We have probably all heard those stories about the harassment of women on public transportation.
They are horrific and eerie, sometimes even unimaginable. Popular media personality, Anita Nderu told her experience once in a BBC interview.
A teary Anita said that what was meant to be a normal matatu ride turned traumatic when a man sitting next to her on the vehicle sexually assaulted her.
“I was sitting, facing the opposite direction, just holding on to my bag. I just felt something cold on my left boob. I look down and I see a hand, which I followed to see this man who had reached down under my sweater, under the bra and he was just grabbing onto the boob,” she said in the 2017 interview.

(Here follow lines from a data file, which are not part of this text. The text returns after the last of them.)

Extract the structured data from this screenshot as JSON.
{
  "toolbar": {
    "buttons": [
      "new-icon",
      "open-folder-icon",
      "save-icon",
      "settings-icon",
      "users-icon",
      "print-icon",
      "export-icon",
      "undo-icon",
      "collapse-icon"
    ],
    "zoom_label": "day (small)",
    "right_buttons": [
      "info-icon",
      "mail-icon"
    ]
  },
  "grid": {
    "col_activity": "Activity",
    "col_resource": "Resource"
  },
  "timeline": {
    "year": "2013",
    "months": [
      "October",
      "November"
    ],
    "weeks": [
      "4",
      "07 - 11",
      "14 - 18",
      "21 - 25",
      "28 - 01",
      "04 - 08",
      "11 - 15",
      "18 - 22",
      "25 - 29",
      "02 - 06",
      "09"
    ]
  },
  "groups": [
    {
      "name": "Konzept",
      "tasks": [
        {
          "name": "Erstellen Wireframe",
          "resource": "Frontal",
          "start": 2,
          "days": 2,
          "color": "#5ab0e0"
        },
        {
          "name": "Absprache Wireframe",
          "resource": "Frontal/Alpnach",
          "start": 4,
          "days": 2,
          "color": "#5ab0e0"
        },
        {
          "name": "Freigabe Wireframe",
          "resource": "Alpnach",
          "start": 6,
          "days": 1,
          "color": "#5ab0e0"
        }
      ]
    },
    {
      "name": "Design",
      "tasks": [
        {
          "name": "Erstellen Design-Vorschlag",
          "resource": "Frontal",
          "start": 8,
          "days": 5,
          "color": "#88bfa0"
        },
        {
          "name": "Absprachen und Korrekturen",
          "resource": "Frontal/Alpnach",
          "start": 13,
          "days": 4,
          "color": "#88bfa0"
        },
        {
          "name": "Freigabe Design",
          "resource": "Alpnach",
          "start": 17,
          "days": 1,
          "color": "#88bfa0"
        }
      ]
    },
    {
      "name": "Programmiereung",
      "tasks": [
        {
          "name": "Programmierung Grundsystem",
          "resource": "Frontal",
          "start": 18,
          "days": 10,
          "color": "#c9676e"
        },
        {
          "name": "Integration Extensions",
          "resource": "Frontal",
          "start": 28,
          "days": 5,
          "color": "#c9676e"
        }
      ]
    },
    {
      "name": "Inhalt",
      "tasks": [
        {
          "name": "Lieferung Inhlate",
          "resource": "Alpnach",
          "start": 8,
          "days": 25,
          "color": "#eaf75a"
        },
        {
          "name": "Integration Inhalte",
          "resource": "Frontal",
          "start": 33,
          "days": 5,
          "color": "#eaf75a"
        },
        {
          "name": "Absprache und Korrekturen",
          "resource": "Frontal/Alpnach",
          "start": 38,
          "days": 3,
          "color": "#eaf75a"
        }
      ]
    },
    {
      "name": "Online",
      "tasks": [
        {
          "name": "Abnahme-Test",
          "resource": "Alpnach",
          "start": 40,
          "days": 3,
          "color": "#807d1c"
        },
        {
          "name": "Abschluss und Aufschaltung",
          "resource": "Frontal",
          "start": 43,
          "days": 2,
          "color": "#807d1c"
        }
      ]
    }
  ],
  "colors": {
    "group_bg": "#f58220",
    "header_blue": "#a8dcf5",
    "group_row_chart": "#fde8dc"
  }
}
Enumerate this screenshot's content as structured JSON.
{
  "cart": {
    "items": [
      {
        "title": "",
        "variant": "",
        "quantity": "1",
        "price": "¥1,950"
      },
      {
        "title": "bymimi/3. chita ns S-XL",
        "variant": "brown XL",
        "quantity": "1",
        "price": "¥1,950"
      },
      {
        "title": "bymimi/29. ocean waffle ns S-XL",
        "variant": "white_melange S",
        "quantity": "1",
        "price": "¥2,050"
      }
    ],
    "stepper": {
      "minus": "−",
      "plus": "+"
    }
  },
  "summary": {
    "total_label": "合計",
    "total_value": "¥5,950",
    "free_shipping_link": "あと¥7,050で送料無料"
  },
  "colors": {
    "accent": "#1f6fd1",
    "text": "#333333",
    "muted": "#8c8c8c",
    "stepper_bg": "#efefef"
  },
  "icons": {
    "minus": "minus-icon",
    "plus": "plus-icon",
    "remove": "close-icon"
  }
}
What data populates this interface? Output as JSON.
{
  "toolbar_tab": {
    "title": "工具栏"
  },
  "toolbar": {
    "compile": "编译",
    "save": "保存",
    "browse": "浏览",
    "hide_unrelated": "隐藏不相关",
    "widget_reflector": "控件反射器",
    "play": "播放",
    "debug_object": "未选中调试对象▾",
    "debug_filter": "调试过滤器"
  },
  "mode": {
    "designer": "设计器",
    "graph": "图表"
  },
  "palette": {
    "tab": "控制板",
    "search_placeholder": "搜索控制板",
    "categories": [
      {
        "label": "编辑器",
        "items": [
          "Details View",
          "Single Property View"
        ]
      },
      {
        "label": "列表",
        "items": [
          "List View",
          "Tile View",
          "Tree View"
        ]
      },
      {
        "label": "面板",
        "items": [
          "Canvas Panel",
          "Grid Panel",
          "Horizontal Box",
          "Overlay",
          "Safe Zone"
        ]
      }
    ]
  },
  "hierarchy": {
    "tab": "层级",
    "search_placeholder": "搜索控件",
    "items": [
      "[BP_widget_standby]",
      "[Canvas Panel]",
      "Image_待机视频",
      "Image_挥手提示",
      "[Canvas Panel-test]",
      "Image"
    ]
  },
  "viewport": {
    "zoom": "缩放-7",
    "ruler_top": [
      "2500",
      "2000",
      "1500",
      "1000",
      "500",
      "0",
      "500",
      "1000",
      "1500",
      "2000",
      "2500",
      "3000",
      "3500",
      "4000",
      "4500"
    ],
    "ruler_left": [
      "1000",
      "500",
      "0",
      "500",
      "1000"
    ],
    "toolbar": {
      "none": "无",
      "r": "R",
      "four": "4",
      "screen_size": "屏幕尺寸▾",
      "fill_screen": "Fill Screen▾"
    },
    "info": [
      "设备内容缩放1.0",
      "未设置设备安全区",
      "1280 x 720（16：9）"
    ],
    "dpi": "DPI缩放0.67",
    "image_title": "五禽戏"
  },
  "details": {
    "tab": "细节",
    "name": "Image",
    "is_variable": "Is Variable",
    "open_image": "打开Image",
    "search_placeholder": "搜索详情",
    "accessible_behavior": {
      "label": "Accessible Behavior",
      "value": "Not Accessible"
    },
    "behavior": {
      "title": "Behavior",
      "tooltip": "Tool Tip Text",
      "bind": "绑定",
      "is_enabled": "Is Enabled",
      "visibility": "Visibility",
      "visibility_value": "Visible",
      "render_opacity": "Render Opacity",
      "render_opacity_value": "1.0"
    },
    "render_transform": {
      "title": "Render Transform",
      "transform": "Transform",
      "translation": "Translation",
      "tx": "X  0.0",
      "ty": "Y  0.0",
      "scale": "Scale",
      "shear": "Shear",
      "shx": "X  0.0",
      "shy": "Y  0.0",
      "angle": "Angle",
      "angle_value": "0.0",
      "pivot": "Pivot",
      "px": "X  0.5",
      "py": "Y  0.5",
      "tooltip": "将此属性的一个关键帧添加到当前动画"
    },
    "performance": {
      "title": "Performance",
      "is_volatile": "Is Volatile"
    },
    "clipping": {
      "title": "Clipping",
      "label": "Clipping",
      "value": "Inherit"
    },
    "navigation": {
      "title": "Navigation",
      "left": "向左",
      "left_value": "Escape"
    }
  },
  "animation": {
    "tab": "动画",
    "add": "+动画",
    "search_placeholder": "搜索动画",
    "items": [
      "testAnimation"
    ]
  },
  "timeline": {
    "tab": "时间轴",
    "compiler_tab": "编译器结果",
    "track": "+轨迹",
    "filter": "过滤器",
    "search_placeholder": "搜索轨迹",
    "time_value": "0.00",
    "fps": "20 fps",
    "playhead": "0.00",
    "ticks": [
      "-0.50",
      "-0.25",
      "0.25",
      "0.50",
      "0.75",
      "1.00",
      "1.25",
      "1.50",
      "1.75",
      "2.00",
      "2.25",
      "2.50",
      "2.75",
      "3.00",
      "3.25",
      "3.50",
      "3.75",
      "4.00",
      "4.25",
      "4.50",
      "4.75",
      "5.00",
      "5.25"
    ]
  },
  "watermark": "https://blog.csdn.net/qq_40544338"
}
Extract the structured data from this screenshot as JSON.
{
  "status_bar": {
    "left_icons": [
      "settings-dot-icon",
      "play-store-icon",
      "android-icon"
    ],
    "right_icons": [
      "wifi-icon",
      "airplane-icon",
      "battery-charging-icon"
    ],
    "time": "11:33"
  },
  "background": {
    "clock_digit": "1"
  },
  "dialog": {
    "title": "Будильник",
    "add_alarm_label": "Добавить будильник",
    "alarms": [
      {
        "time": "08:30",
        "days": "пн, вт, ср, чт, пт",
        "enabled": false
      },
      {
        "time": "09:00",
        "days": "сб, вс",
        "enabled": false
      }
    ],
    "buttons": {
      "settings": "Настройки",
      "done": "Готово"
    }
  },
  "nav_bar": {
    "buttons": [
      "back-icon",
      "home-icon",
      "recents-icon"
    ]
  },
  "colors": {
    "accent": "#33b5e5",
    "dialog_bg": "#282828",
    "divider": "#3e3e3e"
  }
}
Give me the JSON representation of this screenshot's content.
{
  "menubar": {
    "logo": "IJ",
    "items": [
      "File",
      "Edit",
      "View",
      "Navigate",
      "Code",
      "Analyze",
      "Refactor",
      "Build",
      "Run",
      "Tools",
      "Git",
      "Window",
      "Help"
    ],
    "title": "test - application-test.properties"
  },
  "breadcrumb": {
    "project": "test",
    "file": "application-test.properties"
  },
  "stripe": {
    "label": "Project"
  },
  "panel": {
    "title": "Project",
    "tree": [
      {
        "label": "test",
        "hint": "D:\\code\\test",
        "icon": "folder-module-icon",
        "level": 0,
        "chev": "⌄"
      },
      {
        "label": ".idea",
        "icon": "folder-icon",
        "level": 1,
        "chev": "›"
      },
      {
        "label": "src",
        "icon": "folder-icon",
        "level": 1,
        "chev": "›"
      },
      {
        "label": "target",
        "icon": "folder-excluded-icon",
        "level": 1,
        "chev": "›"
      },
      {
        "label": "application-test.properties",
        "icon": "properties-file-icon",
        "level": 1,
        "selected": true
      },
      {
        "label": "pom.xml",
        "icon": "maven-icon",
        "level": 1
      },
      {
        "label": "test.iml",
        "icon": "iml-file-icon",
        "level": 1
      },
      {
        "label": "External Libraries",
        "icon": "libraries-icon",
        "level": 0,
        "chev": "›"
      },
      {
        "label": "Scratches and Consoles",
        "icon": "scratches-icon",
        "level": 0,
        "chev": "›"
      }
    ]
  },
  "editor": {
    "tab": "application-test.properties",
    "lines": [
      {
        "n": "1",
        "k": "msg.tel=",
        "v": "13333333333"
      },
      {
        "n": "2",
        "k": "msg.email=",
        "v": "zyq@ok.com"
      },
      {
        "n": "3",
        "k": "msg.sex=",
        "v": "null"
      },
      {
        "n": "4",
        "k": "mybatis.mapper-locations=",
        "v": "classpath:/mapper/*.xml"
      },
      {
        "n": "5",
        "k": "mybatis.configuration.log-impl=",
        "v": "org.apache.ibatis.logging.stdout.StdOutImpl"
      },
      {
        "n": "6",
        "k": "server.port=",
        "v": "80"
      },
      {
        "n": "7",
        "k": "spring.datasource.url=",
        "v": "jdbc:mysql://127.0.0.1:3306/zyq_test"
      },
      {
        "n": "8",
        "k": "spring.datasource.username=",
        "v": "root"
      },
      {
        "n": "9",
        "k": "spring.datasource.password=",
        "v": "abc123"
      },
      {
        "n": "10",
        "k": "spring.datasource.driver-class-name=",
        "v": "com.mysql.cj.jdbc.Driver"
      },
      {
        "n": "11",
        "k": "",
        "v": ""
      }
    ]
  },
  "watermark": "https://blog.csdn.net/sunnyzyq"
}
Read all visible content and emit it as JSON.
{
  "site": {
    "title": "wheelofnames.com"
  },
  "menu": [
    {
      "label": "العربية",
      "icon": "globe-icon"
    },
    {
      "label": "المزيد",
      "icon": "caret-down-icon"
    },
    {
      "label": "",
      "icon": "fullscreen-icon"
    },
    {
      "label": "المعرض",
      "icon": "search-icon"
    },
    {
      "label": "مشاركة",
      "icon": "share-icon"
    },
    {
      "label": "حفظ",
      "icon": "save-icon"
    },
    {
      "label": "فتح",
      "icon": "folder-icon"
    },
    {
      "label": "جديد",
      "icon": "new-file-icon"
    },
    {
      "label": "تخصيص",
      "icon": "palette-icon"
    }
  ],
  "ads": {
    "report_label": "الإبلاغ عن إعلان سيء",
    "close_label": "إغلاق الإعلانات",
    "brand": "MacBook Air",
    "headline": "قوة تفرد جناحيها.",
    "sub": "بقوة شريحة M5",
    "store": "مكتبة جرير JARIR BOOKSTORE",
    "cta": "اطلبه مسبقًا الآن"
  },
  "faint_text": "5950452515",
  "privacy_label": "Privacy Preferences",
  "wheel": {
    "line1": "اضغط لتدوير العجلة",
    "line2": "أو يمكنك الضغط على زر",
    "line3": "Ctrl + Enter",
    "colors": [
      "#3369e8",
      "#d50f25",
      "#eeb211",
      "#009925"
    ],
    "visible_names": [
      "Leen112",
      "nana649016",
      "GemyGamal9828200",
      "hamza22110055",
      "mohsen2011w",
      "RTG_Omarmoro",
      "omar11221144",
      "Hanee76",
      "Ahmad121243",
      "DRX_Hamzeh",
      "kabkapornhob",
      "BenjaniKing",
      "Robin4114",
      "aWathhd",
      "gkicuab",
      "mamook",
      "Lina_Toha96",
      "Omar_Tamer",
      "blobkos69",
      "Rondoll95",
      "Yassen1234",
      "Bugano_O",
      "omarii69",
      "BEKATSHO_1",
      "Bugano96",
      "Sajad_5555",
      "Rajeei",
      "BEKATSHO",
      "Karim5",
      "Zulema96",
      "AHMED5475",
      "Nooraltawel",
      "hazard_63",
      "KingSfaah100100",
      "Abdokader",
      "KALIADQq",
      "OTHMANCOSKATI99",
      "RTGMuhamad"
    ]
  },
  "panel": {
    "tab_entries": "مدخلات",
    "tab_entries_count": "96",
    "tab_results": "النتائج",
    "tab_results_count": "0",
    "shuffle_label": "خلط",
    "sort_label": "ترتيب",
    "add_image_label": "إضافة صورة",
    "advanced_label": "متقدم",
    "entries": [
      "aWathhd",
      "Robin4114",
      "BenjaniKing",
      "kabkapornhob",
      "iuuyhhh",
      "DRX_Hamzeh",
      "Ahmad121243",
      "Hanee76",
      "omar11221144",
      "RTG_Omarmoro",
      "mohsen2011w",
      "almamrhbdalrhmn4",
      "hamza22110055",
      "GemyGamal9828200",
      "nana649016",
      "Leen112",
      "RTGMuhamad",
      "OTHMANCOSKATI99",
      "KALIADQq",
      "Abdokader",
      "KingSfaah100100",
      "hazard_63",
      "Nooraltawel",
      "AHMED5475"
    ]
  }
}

Anita explained that she tried to confront the abuser, repeatedly asking him to remove his hand, but he would not budge. What was even more troubling about the incident was that no one on the matatu, not the conductor, driver, or other passengers spoke up or helped her.
A December 2021 study by the United Nations found that a whopping 80 per cent of Kenyan women in the capital city have been harassed while using public transport. The report was titled Safety and Security is a Major Concern for Most Women in Nairobi.
“Only 1 per cent of the actions taken after incidents of harassment led to the perpetrators being apprehended”, said Rukaya Mohammed UN Women Deputy Country Representative Kenya.
Rukaya added: “Harassment, including sexual and emotional abuse while using public transport, may hinder women from accessing and fully exploiting economic opportunities and from providing or enjoying social services.”
It is hard to forget the viral incident earlier this year when a group of boda boda riders attacked a woman who got involved in a squabble with one of the riders.
Kenyans were outraged when a clip from the incident made its rounds online. Later, 16 riders were arrested and investigated in connection to the attack.
Following the March incident, Interior CS Fred Matiang’i expressed disgust at the attack, vowing to make the roads safer.
Now, the Standard Digital tackled this important topic on their weekly Twitter Spaces Forum, #In my opinion, discussing the safety concerns that may arise while using public transport, and how to deal with them. Over 1000 Kenyans listened in and participated.
The forum tackled not only abuse but other safety concerns that may arise, including accidents and theft on the road.
The first issue the group questioned was whether men feel as unsafe as women might while boarding public means - or whether it is an issue mainly facing the ladies.
Standard Group’s Brian Okoth was in attendance, and he expressed that although the dynamics of feeling unsafe may differ between the genders, it is something they both experience.
“For men, it is not anchored on sexual harassment alone; unless in rare instances. For us, the aspect of not feeling safe comes about when you suspect that there may be robbers in the vehicle,” Brian said.
He added: “There are certain routes or matatus that you fear boarding - first because the crew looks rowdy and easily provoked. Then there are those people who look suspicious. I have, however, witnessed women being sexually harassed. You will find them trying to find their way in a crowded matatu and someone just takes advantage of that moment.”
One Jane Wanjiru described how tasking it can be to safely board a matatu, especially for the elderly.
“Some matatu crew are so rough in their goals to fill up the vehicle, that they will surround even an old woman and drag her into the matatu before she can decide where she wants to go. That matter of grabbing someone and their luggage and pushing them into the matatu has to stop,” said Jane, dubbing it outright harassment.
She added: “If you are surrounded by three boys trying to get you to board, that is the point where you can also be pickpocketed.”
Obina pointed out that it is the matatu sacco’s responsibility to hear complaints from the public and respond with appropriate measures, but many fail in their duties, keeping rowdy crews on the road.
“It is different for a cab because the service or treatment you get there is solely based on the personal integrity of the driver ferrying you. Not all boda boda riders are bad, but there are those who are in the industry to tarnish the name of the profession.”
Other speakers pointed out red flags that one can look at when boarding a cab or matatu, such as the registration details differing from those on the app requested.
Justus Kirigwa, who runs the cab-hailing firm PTG, agreed there are major issues with public transportation, and said it is up to law enforcement to ensure these incidences are handled.
“It should not be up to you to tell a speeding driver to slow down, the enforcement should hold them accountable before they put clients at risk.”
Philip Wanyori, who works with Little Cab said the app considers both the rider’s safety and that of the passengers in their set-up.
“We have a special feature on our app called the SOS. So when you order a ride, you will see it on the top left. If you have any issue with the driver, especially conflict-related, press that feature then we can track the ride and sort out the problem.”